Riaan Moller, winemaker at Lievland and Man Family Wines, remains in awe of Pinotage's versatility." The Lievland Pinotage 2020 (91 points) was created from two blocks. The low-lying Agter-Paarl block has its heart anchored in shale, producing aromatic aromas. The Paardeberg vineyard grows on granite which adds grip and tannin. If you stay involved throughout the process, you will experience excellence.”



The future of Pinotage

Harvesting at Man Family Wines.

Harvesting at Man Family Wines.



L'Avenir means future, which is also the message this estate wants to bring across with Pinotage.  

Its Advini chapter started when the winemaker Dirk Coetzee convinced the new French owners that its quality stretches beyond the limited vision of "just another hybrid."

Its owners subsequently bought into a property and a cultivar they knew very little about, tells Edo Heyns, Strategic Development and Marketing Director at Advini South Africa.

"It intrigued them to deal with a quality cultivar that originated outside of France."

A fundamental mind shift is palpable in the way consumers react to Pinotage when presented in international tastings as a fine wine, Heyns continues, evoking excitement as something authentically South African with the ability to masterly express terroir. 

"Until now, little emphasis was put on climate and soil types, and this contributes to Pinotage's intrinsic qualities to stand beside world-class red wines, channelling the conversation to the world's best sommeliers and opinion makers."

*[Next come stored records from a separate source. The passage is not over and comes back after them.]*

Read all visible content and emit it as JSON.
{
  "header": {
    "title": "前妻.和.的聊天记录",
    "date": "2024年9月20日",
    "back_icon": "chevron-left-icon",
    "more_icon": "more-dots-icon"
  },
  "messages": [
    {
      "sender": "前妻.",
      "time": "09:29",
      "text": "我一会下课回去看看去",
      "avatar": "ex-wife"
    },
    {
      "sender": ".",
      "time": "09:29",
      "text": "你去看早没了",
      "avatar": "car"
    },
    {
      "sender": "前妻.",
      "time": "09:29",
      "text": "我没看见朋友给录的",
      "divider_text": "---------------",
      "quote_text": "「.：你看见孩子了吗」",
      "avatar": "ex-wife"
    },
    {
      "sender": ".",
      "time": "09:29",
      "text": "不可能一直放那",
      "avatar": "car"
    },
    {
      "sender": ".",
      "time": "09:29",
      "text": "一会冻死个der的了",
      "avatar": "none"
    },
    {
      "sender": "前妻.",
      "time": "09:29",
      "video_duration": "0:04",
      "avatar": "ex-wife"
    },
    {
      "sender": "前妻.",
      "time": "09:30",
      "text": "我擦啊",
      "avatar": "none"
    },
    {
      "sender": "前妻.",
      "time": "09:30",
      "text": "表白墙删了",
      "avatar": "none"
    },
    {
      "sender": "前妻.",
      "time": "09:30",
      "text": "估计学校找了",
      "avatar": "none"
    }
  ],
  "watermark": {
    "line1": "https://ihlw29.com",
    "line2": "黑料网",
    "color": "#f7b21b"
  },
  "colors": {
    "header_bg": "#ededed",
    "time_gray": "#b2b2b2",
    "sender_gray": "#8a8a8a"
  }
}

When Pinotage enters the conversation, quality is unequivocal. Its merit persists in an enormous spectrum of styles keeping the world engaged. Be it an elegant Provence-inspired style, a whimsical and fruity wine like Beaujolais, echoing Chateauneuf-du-Pape in a blend with Mediterranean varieties or rubbing shoulders with the power of St. Joseph, Pinotage has risen as a raconteur and a dignitary example of fine wine on the world's wine podium.